> [WORK TO BE COMPLETED]: Look through the records, and wherever the string "Aenean" turns up, copy out that line.

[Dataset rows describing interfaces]
***

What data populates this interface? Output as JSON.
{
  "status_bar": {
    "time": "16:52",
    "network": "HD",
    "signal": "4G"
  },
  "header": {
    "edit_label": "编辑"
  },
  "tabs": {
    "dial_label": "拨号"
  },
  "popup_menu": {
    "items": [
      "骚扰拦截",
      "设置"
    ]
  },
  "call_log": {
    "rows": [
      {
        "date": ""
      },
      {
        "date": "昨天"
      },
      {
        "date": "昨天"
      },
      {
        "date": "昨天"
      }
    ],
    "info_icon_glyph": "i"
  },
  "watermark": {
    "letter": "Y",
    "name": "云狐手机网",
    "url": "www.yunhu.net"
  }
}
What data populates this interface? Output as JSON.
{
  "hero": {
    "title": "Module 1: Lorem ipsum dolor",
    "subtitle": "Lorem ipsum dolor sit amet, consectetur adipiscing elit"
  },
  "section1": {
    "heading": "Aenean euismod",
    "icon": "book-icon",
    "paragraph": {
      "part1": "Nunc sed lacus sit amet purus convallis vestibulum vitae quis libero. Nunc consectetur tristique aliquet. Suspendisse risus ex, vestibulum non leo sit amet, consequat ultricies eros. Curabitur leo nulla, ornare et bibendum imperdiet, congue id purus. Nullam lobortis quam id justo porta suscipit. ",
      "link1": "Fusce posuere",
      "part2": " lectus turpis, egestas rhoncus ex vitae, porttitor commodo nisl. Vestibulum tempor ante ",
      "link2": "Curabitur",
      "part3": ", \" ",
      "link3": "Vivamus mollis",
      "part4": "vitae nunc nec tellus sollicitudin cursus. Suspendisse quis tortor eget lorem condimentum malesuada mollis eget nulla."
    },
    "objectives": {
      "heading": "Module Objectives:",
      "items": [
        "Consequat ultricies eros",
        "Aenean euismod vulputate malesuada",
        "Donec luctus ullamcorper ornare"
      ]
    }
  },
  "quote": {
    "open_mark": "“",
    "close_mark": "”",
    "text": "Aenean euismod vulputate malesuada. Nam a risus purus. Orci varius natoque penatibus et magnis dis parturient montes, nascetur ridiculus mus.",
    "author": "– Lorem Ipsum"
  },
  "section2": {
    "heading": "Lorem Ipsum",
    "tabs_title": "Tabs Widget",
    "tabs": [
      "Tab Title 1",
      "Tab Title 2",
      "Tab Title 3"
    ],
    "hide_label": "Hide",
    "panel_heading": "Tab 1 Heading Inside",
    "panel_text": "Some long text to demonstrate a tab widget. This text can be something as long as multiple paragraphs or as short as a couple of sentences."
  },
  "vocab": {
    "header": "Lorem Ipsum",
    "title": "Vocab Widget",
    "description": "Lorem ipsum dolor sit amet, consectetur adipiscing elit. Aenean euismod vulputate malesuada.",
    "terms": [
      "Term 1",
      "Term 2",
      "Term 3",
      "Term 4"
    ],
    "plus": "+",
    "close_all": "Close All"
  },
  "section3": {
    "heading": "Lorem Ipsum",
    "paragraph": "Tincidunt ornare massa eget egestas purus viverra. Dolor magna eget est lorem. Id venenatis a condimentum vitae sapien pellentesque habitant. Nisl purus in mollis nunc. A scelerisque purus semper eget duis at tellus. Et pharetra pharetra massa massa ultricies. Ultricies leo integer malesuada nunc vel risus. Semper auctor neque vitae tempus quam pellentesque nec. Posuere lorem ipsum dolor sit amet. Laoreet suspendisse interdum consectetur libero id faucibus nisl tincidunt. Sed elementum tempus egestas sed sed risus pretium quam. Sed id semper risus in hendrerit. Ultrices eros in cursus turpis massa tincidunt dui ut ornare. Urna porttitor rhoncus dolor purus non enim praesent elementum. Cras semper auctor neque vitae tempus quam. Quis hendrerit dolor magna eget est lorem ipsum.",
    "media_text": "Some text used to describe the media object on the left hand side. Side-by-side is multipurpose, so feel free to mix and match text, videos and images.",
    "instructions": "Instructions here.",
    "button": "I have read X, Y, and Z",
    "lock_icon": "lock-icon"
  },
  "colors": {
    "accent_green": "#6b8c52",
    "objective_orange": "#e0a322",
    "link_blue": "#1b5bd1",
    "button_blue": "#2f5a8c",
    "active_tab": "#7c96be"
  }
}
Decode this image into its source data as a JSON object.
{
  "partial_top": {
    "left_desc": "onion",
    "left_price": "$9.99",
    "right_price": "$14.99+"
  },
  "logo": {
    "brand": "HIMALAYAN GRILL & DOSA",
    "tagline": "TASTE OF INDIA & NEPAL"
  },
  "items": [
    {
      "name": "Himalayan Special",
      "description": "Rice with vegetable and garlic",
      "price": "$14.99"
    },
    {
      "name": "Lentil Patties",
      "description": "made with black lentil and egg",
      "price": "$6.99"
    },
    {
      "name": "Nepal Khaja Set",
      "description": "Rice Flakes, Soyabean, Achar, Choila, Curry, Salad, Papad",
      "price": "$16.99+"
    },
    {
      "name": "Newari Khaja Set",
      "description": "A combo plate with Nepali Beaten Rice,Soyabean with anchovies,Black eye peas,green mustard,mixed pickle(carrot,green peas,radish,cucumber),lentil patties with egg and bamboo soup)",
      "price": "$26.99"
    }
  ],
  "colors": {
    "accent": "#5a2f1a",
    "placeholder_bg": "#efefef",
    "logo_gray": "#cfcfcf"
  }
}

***

> [SOLUTION FOR THIS TASK]:
    "heading": "Aenean euismod",
        "Aenean euismod vulputate malesuada",
    "text": "Aenean euismod vulputate malesuada. Nam a risus purus. Orci varius natoque penatibus et magnis dis parturient montes, nascetur ridiculus mus.",
    "description": "Lorem ipsum dolor sit amet, consectetur adipiscing elit. Aenean euismod vulputate malesuada.",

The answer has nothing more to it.